Part III: Mistral - for string trio and organ

Breathmark is the first installment of Mare Vitalis, a three-part cycle of independent solo and chamber works, each inspired in a different way by the profound physical, cultural, and spiritual lives of the sea. Commissioned in memory of the celebrated pianist Claude Frank (Amy Yang’s teacher and mentor) this work explores the relationship between the human breath and musical performance, and imagines the ocean as a dynamic, regenerative, breathing organ from which life emerges, and to which it ultimately returns. With each deep breath, I imagine a soul at peace, soaring joyfully over a vast, unbroken expanse of water.

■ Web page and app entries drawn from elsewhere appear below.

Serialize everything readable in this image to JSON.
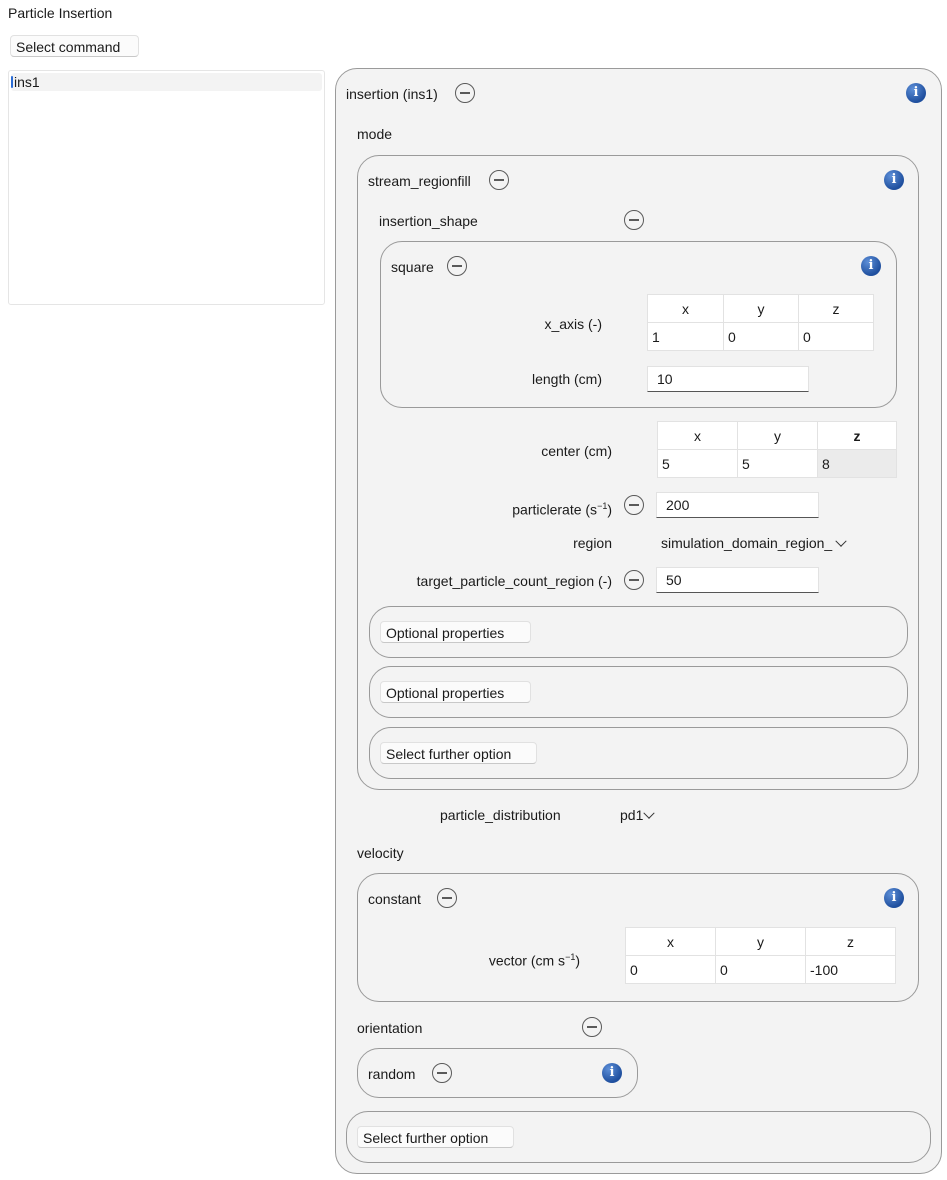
{
  "window": {
    "title": "Particle Insertion"
  },
  "toolbar": {
    "select_command": "Select command"
  },
  "command_list": {
    "items": [
      "ins1"
    ]
  },
  "insertion": {
    "title": "insertion (ins1)",
    "mode_label": "mode",
    "mode": {
      "title": "stream_regionfill",
      "insertion_shape_label": "insertion_shape",
      "shape": {
        "title": "square",
        "x_axis": {
          "label": "x_axis (-)",
          "headers": [
            "x",
            "y",
            "z"
          ],
          "values": [
            "1",
            "0",
            "0"
          ]
        },
        "length": {
          "label": "length (cm)",
          "value": "10"
        }
      },
      "center": {
        "label": "center (cm)",
        "headers": [
          "x",
          "y",
          "z"
        ],
        "values": [
          "5",
          "5",
          "8"
        ]
      },
      "particlerate": {
        "label": "particlerate (s",
        "sup": "−1",
        "close": ")",
        "value": "200"
      },
      "region": {
        "label": "region",
        "value": "simulation_domain_region_"
      },
      "target_count": {
        "label": "target_particle_count_region (-)",
        "value": "50"
      },
      "optional_1": "Optional properties",
      "optional_2": "Optional properties",
      "further": "Select further option"
    },
    "particle_distribution": {
      "label": "particle_distribution",
      "value": "pd1"
    },
    "velocity_label": "velocity",
    "velocity": {
      "title": "constant",
      "vector": {
        "label": "vector (cm s",
        "sup": "−1",
        "close": ")",
        "headers": [
          "x",
          "y",
          "z"
        ],
        "values": [
          "0",
          "0",
          "-100"
        ]
      }
    },
    "orientation_label": "orientation",
    "orientation": {
      "title": "random"
    },
    "further": "Select further option"
  },
  "icons": {
    "info": "info-icon",
    "collapse": "minus-circle-icon",
    "dropdown": "chevron-down-icon"
  },
  "colors": {
    "panel_bg": "#f3f3f3",
    "panel_border": "#9a9a9a",
    "info_blue": "#1f4f9e",
    "selection_accent": "#2b6cd4"
  }
}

The work’s initial tempo is established by the pace of the performer’s breathing. As the work continues, the phrases lengthen and the connection to the breath gradually becomes a metaphor. Only when we hold our breath does the world stand still.

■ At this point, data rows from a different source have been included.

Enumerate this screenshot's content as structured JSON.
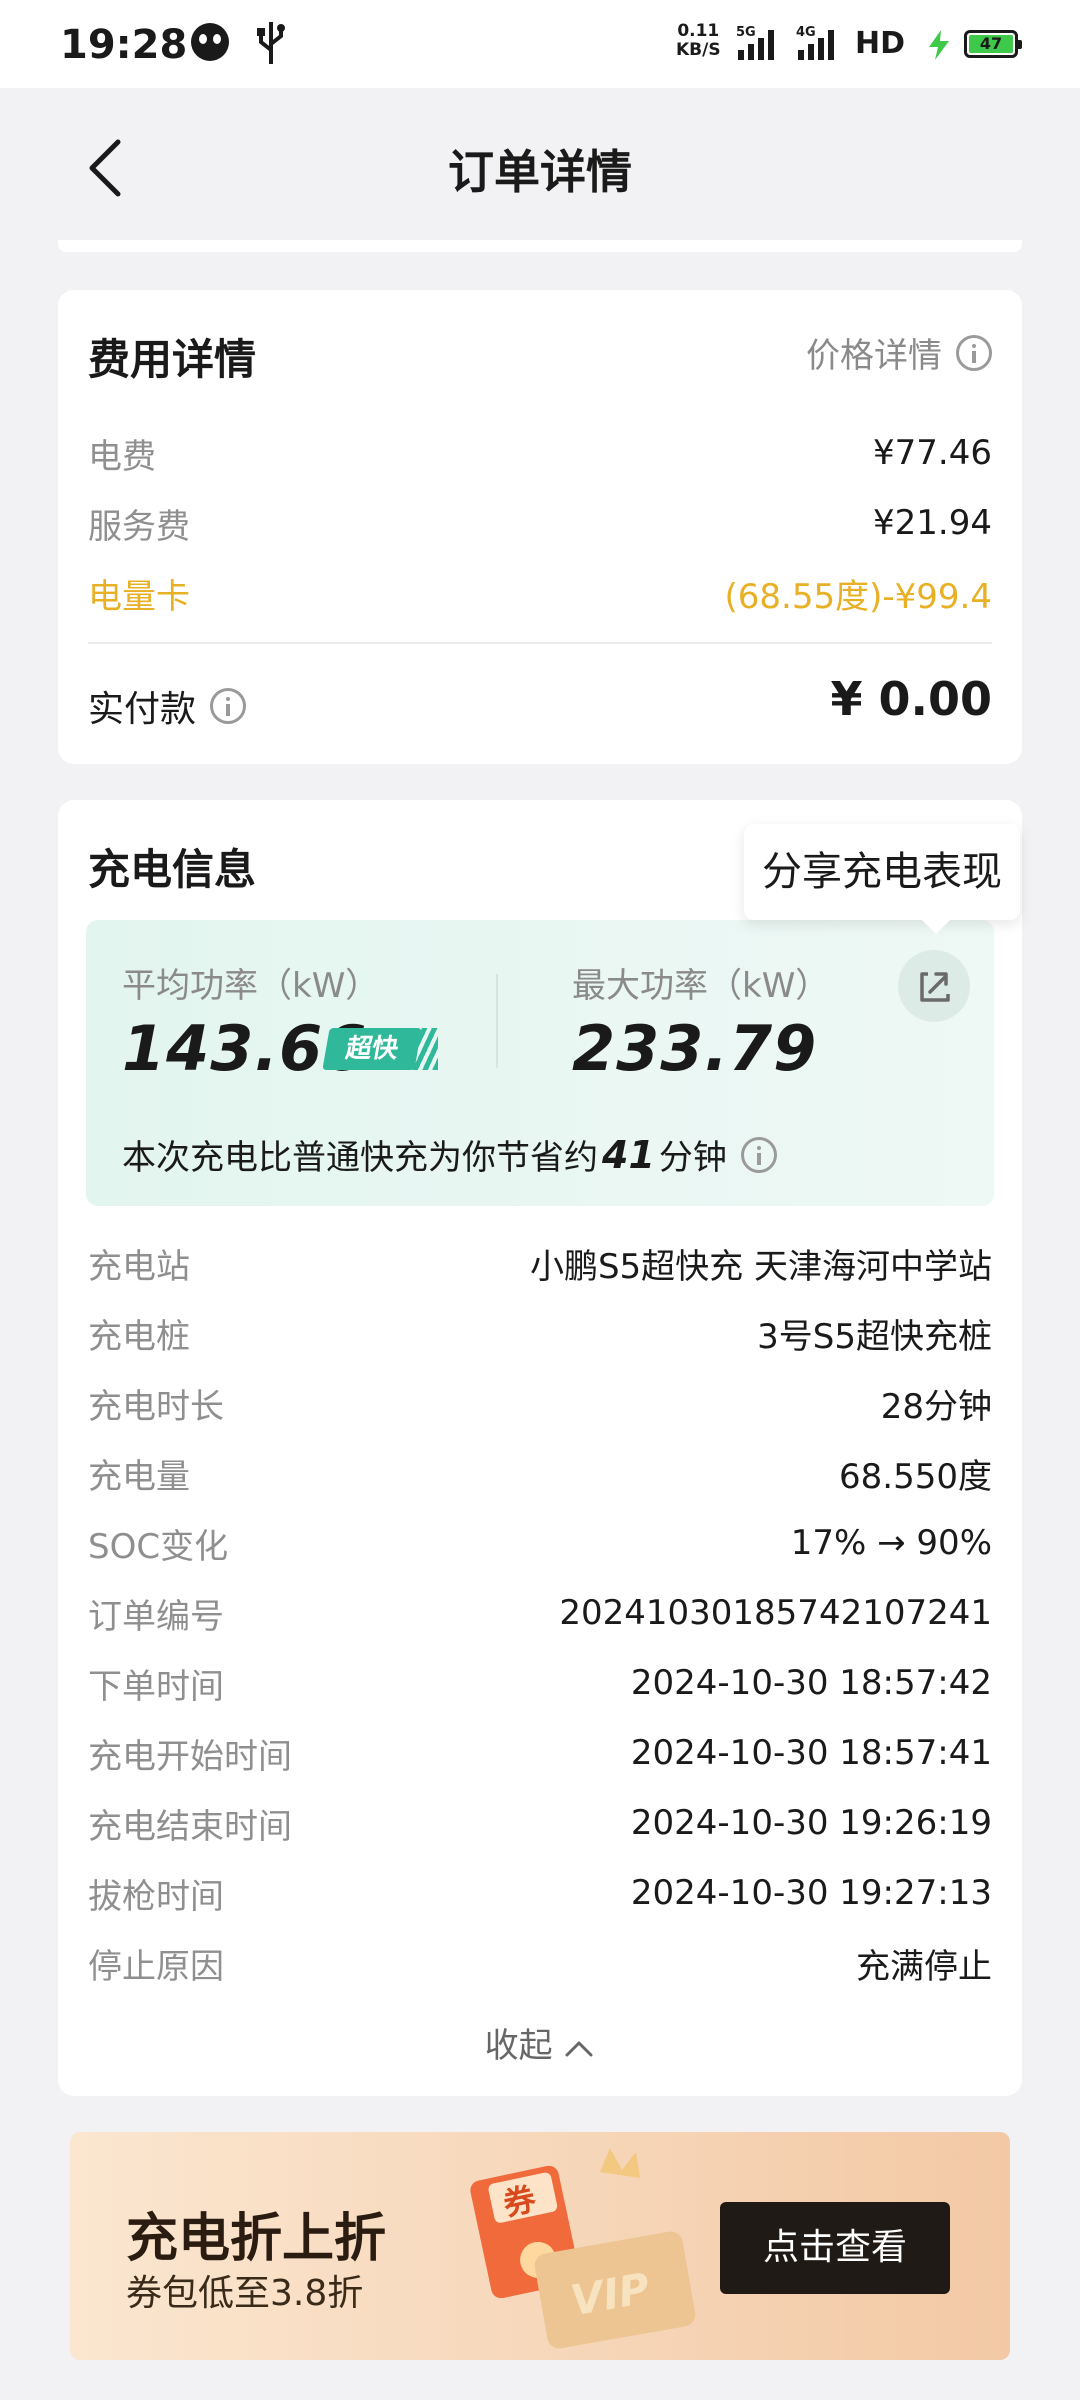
{
  "status_bar": {
    "time": "19:28",
    "speed_value": "0.11",
    "speed_unit": "KB/S",
    "net1": "5G",
    "net2": "4G",
    "hd": "HD",
    "battery": "47"
  },
  "header": {
    "title": "订单详情"
  },
  "fee": {
    "title": "费用详情",
    "price_detail_label": "价格详情",
    "rows": [
      {
        "label": "电费",
        "value": "¥77.46"
      },
      {
        "label": "服务费",
        "value": "¥21.94"
      },
      {
        "label": "电量卡",
        "value": "(68.55度)-¥99.4"
      }
    ],
    "paid_label": "实付款",
    "paid_value": "¥ 0.00",
    "highlight_color": "#e8b024"
  },
  "charge": {
    "title": "充电信息",
    "share_tooltip": "分享充电表现",
    "avg_power_label": "平均功率（kW）",
    "avg_power_value": "143.66",
    "fast_badge": "超快",
    "max_power_label": "最大功率（kW）",
    "max_power_value": "233.79",
    "save_prefix": "本次充电比普通快充为你节省约",
    "save_minutes": "41",
    "save_suffix": "分钟",
    "details": [
      {
        "label": "充电站",
        "value": "小鹏S5超快充 天津海河中学站"
      },
      {
        "label": "充电桩",
        "value": "3号S5超快充桩"
      },
      {
        "label": "充电时长",
        "value": "28分钟"
      },
      {
        "label": "充电量",
        "value": "68.550度"
      },
      {
        "label": "SOC变化",
        "value": "17% → 90%"
      },
      {
        "label": "订单编号",
        "value": "20241030185742107241"
      },
      {
        "label": "下单时间",
        "value": "2024-10-30 18:57:42"
      },
      {
        "label": "充电开始时间",
        "value": "2024-10-30 18:57:41"
      },
      {
        "label": "充电结束时间",
        "value": "2024-10-30 19:26:19"
      },
      {
        "label": "拔枪时间",
        "value": "2024-10-30 19:27:13"
      },
      {
        "label": "停止原因",
        "value": "充满停止"
      }
    ],
    "collapse_label": "收起"
  },
  "promo": {
    "title": "充电折上折",
    "subtitle": "券包低至3.8折",
    "cta": "点击查看",
    "coupon_text": "券",
    "vip_text": "VIP"
  }
}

Townland is the second installment of Mare Vitalis. Scored for piano quintet, Townland was inspired by an August 2015 visit to Newburyport. At the suggestion of David Yang, I visited the town along with Plum Island where I saw a particularly memorable sunrise and received a highly specific impression of a human place, its relationship to the world, and its situation by the sea. It was from this impression, and a feeling of connection that emerged for me between this New England town, my coastal childhood home of Santa Cruz, California, and, indeed, all small towns by the sea, that I was able to create Townland. As in the other works of the cycle, the predominant affect of Townland is one of simplicity and ease. The sustained meditation upon a series of related places—at specific times of day and a specific time of year—could only bring me into closer contact with the elusive ideal that we can all find for ourselves a home in the world. The work is not developmental in the traditional sense. Instead, an unadorned phrase in the lower strings gently expands and contracts, harmonized by slowly rising tones in the violins and punctuated by occasional interjections from the piano that are inspired by the sound—for me, a nostalgic one—of wind chimes. These minimal materials fill more sonic space as the work unfolds, but ultimately come to rest in the place where they began. Inspired by the impactfullness of place, and the beauty of a place, Townland is a quiet celebration of the peaceful stillness of being somewhere.

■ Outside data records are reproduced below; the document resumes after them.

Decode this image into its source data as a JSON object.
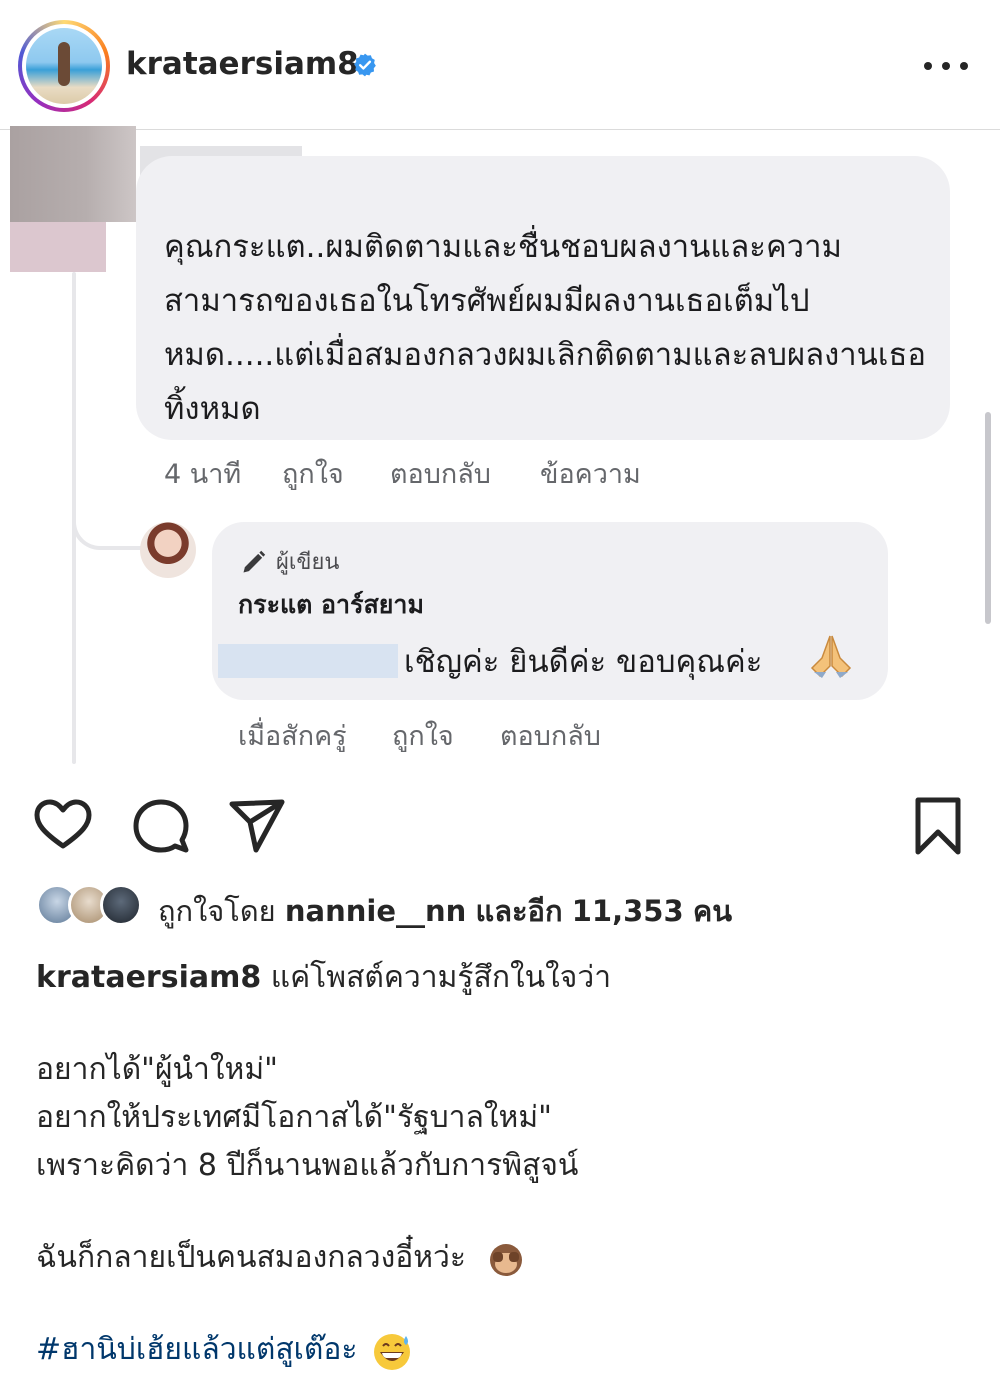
{
  "header": {
    "username": "krataersiam8"
  },
  "comment": {
    "text": "คุณกระแต..ผมติดตามและชื่นชอบผลงานและความสามารถของเธอในโทรศัพย์ผมมีผลงานเธอเต็มไปหมด.....แต่เมื่อสมองกลวงผมเลิกติดตามและลบผลงานเธอทิ้งหมด",
    "time": "4 นาที",
    "like": "ถูกใจ",
    "reply": "ตอบกลับ",
    "message": "ข้อความ"
  },
  "reply": {
    "badge": "ผู้เขียน",
    "name": "กระแต อาร์สยาม",
    "text": "เชิญค่ะ ยินดีค่ะ ขอบคุณค่ะ",
    "time": "เมื่อสักครู่",
    "like": "ถูกใจ",
    "reply": "ตอบกลับ"
  },
  "likes": {
    "prefix": "ถูกใจโดย",
    "user": "nannie__nn",
    "middle": "และอีก",
    "count": "11,353",
    "suffix": "คน"
  },
  "caption": {
    "username": "krataersiam8",
    "line1": "แค่โพสต์ความรู้สึกในใจว่า",
    "line2": "อยากได้\"ผู้นำใหม่\"",
    "line3": "อยากให้ประเทศมีโอกาสได้\"รัฐบาลใหม่\"",
    "line4": "เพราะคิดว่า 8 ปีก็นานพอแล้วกับการพิสูจน์",
    "line5": "ฉันก็กลายเป็นคนสมองกลวงอี๋หว่ะ",
    "hashtag": "#ฮานิบ่เฮ้ยแล้วแต่สูเต๊อะ"
  },
  "icons": {
    "verified": "verified-badge-icon",
    "more": "more-options-icon",
    "like": "heart-icon",
    "comment": "comment-bubble-icon",
    "share": "paper-plane-icon",
    "save": "bookmark-icon",
    "author": "pen-icon",
    "pray": "folded-hands-emoji",
    "monkey": "see-no-evil-monkey-emoji",
    "sweat": "grinning-sweat-emoji"
  },
  "colors": {
    "verified": "#3897f0",
    "hashtag": "#00376b",
    "bubble": "#f0f0f3"
  }
}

Mistral is the third installment of Mare Vitalis. Scored for the unusual quartet of violin, viola, cello, and organ, Mistral takes its inspiration from the wind, a force that has defined and empowered maritime communities for millennia and which, in captivity, so to speak, powers “the king of instruments.” Chamber music featuring the organ is exceedingly rare. Instead, the instrument has historically been called upon to accompany choirs in liturgical and concert settings, as a medium for virtuosic improvised or composed solo pieces, and as an occasional guest in monumental symphonic works. When cast in an intimate chamber setting, the organ’s magnitude cannot be ignored. The instrument is capable of producing a phenomenal quantity of sound. But unlike that of a wind or string instrument, this sound does not emanate from a fixed point on the stage but, instead, seems to emerge from the building’s architecture itself. Furthermore, in many cases, the performer is not visible to the audience, leaving the sound both disembodied and magnificent. In these circumstances, the sound of the organ does not discernibly come from a performer, but from the structural environment itself, giving it both an authority and a permanence unattainable by other instruments. The organ in Mistral is not a virtuoso or an accompanist, but rather a static, inexorable force, a monumental natural background in front of which an intimate, deeply human performance takes place. In this sense, the musical structure mirrors the physical circumstances of the performance: three small humans perform in front of the massive edifice of the organ. This structure also reflects the relationship between humans and the wind: we are often able to harness this great power, and to live comfortably in its presence, but we can never alter its course.

Notes by the composer